The Big Ten Network did a nice job of foreshadowing with its programming this week. If you caught the replay of last season's upset over Duke on Monday, you got a nice warm up to what Wisconsin did against No. 10 Purdue on Tuesday.
Last year Jon Leuer burst onto the national scene with 17 points and 7 rebounds against the No. 5 Blue Devils, and a redshirt freshman by the name of Ryan Evans also emerged. The Arizona native collected eight rebounds and blocked two shots in 21 minutes while sparkling defensively on Kyle Singler during crunch time.
Though Leuer's blue-collar performance against the Boilermakers (24 points, a career-high 13 rebounds) gave us flashbacks to Duke, the more surprising similarity between the two wins was the play of Evans. Despite being little more than an afterthought during this Big Ten season, Evans reprised his key role in UW's biggest win this season. Even though his play seemed to come out of left field, a second look reveals just how fine a line there is between success and failure in college basketball.
Among Evans' 10 points were the alley-oop flush with 10 minutes left that sparked a 15-3 Wisconsin run, the go-ahead jumper in the final minute, a huge tie-up with E'Twaun Moore, and the game-sealing breakaway dunk. More importantly, no turnovers in 19 minutes. Not bad for a guy averaging less than 6 mpg in league play.
Much was expected from Evans in his sophomore campaign after showing flashes of big-play ability during his first season and traveling with a summer all-star squad. Perhaps too much.

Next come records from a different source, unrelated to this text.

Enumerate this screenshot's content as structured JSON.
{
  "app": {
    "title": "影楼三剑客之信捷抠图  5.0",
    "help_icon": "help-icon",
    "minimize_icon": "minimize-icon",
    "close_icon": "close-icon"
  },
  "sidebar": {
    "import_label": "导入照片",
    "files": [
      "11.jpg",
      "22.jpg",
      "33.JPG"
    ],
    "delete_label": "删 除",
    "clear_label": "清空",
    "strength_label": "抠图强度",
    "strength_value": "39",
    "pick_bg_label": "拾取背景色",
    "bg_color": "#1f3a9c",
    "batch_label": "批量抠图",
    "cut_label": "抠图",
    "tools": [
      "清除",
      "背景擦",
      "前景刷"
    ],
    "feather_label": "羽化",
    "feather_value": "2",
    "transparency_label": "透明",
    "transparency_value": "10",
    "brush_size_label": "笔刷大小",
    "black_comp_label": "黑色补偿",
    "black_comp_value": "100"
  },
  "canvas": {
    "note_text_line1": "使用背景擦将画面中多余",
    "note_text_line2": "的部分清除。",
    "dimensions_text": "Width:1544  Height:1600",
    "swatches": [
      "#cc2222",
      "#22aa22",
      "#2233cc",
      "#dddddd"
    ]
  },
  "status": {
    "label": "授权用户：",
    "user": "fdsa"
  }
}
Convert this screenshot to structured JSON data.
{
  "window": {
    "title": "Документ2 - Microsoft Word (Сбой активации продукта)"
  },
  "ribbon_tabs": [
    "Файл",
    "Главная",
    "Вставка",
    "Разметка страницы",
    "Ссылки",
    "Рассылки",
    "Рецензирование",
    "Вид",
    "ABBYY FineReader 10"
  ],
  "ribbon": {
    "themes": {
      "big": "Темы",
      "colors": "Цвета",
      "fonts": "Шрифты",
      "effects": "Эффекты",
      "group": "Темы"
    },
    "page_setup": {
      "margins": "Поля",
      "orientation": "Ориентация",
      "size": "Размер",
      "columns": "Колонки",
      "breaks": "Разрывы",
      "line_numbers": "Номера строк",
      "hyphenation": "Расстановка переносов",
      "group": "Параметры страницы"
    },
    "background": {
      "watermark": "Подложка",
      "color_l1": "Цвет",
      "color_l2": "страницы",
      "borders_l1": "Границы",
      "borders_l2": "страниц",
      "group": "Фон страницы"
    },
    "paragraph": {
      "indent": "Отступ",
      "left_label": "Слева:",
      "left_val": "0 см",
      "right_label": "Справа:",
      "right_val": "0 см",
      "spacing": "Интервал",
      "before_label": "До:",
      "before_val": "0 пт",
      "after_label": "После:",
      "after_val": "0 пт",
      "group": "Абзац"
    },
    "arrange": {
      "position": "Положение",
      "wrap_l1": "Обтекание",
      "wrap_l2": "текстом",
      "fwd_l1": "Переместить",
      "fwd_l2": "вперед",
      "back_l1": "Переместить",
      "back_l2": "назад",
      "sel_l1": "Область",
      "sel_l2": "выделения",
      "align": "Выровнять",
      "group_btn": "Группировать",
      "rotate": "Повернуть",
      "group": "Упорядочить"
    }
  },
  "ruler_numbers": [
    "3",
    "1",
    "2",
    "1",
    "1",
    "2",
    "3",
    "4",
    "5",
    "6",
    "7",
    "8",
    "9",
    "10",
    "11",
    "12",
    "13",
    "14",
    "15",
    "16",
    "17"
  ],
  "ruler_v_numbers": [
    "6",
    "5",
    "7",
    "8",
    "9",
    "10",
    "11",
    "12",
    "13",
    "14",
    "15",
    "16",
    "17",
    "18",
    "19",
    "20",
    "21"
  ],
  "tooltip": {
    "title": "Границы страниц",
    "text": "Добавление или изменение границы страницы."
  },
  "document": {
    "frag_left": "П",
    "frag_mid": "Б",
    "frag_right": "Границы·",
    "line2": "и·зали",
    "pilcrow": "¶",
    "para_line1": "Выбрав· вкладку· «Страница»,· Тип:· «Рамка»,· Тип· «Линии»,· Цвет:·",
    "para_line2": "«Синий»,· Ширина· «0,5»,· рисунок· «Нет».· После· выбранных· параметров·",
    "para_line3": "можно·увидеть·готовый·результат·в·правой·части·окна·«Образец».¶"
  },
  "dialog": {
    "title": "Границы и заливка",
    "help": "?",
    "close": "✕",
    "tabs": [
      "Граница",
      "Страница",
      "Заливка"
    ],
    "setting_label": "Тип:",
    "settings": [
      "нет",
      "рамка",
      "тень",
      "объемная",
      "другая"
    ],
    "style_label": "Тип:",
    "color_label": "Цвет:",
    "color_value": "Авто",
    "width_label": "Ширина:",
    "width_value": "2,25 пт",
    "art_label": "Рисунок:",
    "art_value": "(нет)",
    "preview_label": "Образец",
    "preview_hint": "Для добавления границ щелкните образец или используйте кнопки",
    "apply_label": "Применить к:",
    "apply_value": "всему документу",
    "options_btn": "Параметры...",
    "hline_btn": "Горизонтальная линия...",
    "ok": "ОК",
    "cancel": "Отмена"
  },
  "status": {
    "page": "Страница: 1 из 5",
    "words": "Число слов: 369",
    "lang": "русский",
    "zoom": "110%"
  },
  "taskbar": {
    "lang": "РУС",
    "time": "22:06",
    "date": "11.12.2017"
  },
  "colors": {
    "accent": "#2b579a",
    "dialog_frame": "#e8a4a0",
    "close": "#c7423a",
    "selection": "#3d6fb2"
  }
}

In fact, prior to the Purdue game, you probably associated Evans mostly with dumb fouls, adventuresome ball handling, and an odd-looking jump shot.
Did it finally come together for Evans on Tuesday or could it be that Evans has been playing pretty much the same way all along and the breaks just went his way finally? Fire up the DVR if you can, and this is what you will see:
- Five minutes into the game, Evans made a nifty baseline drive for a layup, but crashed into the help defender positioned under the basket as a result. Good move by Evans, but we've all seen that play called an offensive foul on other occasions. And more often than not, that means a quick hook from Bo Ryan. For whatever reason, Ryan stuck with Evans and it paid off. You have to love the aggressiveness from Evans when it is harnessed correctly.
- Granted, E'Twaun Moore is a tough assignment for anyone. But Evans spent a lot of his 19 minutes watching Moore drive right past him or switching defenders when he couldn't keep up. I actually think Tim Jarmusz would have been a better match, but Evans does bring the shot blocking threat to the table. Conversely, Evans stayed out of foul trouble and did not make any stupid passes like Jarmusz did to start the second half.
- No missed bunnies. Evans converted on everything near the rim, save for one bull rush that was blocked by JaJuan Johnson. His jump shot was only okay -- he hit 1-of-4. But those are shots the coaches want him to take because all but one was in rhythm and wide open. Jared Berggren offers that same aggressiveness, while a Jarmusz or Rob Wilson type might have stopped shooting and not been in the mindset to finally hit the game-winner.
- Late in the game, Evans skyed to grab a rebound, lost the ball coming down and fell to the floor on top of a Purdue player. Earlier in the year that balled may have bounced out of bounds, returning possession to the other team while fans wondered aloud why Evans couldn't just squeeze it. This time the ball just happened to bounce right into Leuer's hands near the end line and Wisconsin's defense got credit for an important stop.
- Evans owned the defining defensive play of the game by drawing the jump ball call on Moore's final drive. Evans probably did graze a bit of Moore's body before he cleanly tied him up, and sometimes he will get called for that foul because he hasn't earned the respect of officials yet. Against the Boilers, he just made a great play at the perfect time.
I do not want to downplay the significance of Evans' contributions, but I do want to be realistic about what they meant with regard to his sudden "development." A player should never be judged solely on his best or worst moments, because sometimes basketball is a game of mere inches. Evans has a lot of work to do to become reliable on the court and create these same opportunities consistently. And he'll get there, just not all at once.
More than anything, performances like these underscore how small Wisconsin's margin for error is. Without the ability to force turnovers consistently, the Badgers rely on their shooting and superior ball control to gain an advantage. This can be a hard situation for younger players to thrive in. But when role players like Evans, Josh Gasser and Mike Bruesewitz get a little mojo behind them, the Badgers are nearly impossible to beat.